I can’t emphasize enough the work of my team. I’ve got four associate superintendents who worked so hard supporting their schools and navigating all the sometimes rapidly changing health protocols. We are grateful for the school leaders, teachers and families for trusting us.

CSF: What about the vaccine for students?

PL: The next big challenge for us is going to be the vaccine for students. At this time, teachers and staff either have to be vaccinated or must be tested every week. There is no vaccine mandate in California for students, and we are not documenting which of our students are vaccinated and which are not.

When the California state legislature returns this month, I’m pretty sure there is going to be something about a COVID-19 vaccine requirement for students brought before it. I think there is a pretty good chance there will be a mandate that allows for a parental exception.

CSF: What have you noticed, if anything, about your students/staff since the full return of in-person learning?

PL: This year I am doing what I call my superintendent’s “listening and learning tour” of all of our archdiocesan elementary schools. I’ve done about 18 so far this year. Pretty much across the board, principals say that everyone is so happy to be back together and not stuck in the house on Zoom.

You can really feel that energy when you walk through the classrooms. The students never thought that school was something that could be taken away from them. Now I think many of them have a new appreciation for being able to be together in a community.

As far as our faculty and staff, last year was admittedly hard on them. First it was remote learning, then it was hybrid learning, where some kids are at home and others are in class. I definitely see and sense the relief that “now that we are all back in the classroom together I can actually do my job.”

But it hasn’t been luck. When a crisis happens, if there are cracks in the foundation they show up and the whole thing falls apart. We were able to come through this because of our strong foundation.

CSF: You reported earlier that scholastic test results seemed to indicate that Catholic school students who returned more quickly to in-person learning than public school counterparts suffered less “learning loss.” Have you seen continued evidence?

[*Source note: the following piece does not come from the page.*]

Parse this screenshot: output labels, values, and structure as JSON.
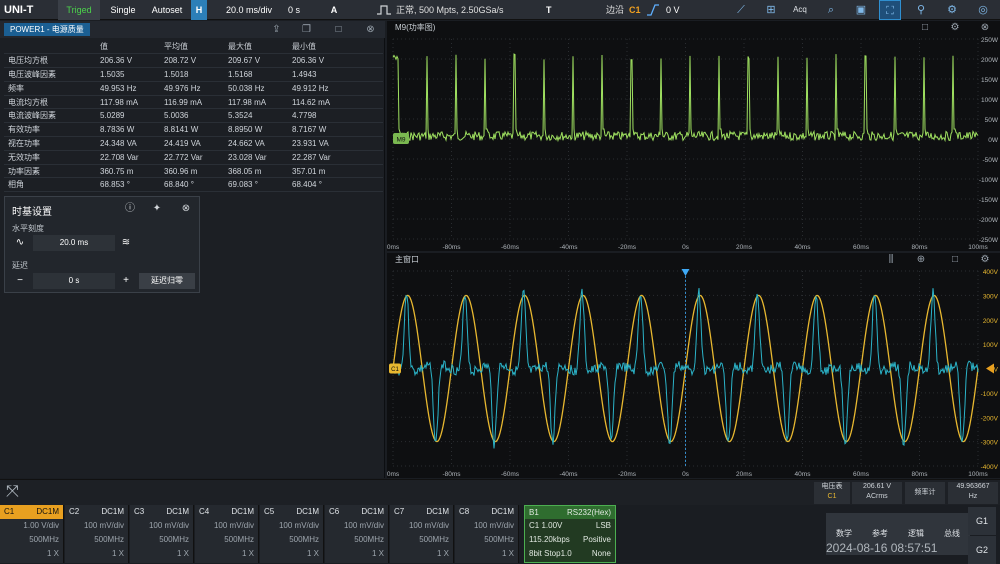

PL: Our students take the Renaissance Star Assessment test four times a year. The last test in November 2021 showed that across the board as an archdiocese, every single grade saw academic growth. While there are other things teachers are dealing with in the classroom, kids are still learning. I was really pleased with that report.

CSF: What other things are teachers dealing with?

PL: While we haven’t noticed a learning loss, what we have noticed is a bit of a developmental loss in social skills. Some of our kids who have been remote learning the whole time haven’t been around other kids for a year and a half. Behaviors that we’re seeing in eighth grade we would normally see in sixth grade. I definitely feel that social/emotional learning is what we have to focus on in a special way. That is where our faith is such a gift in our Catholic schools. We’re able to look to the Gospels and talk about the struggles of Jesus and other people in the Bible and use those as examples of what we are going through right now. It just adds another dimension that I think is really important.

CSF: Have there been any surprising or positive outcomes to the last year or two?

PL: Our enrollment is up this year for the first time in 15 years. I think that is really a testament to the great work of our Catholic schools. They’ve always done a great job, but they really came through last year with COVID-19. Unfortunately, Catholic school enrollment has been on a 15 percent downward trend nationwide for some time. This year at our archdiocesan schools, we are up 2 percent in enrollment. We’ve taken in a lot of new students. I have some schools who took in as many as 20 new students in September 2020. Our virtual program was really solid, our getting back to in-person learning quickly last year really spread by word of mouth. That’s been very exciting for us. But it’s also a blessing, with a bit of a learning curve.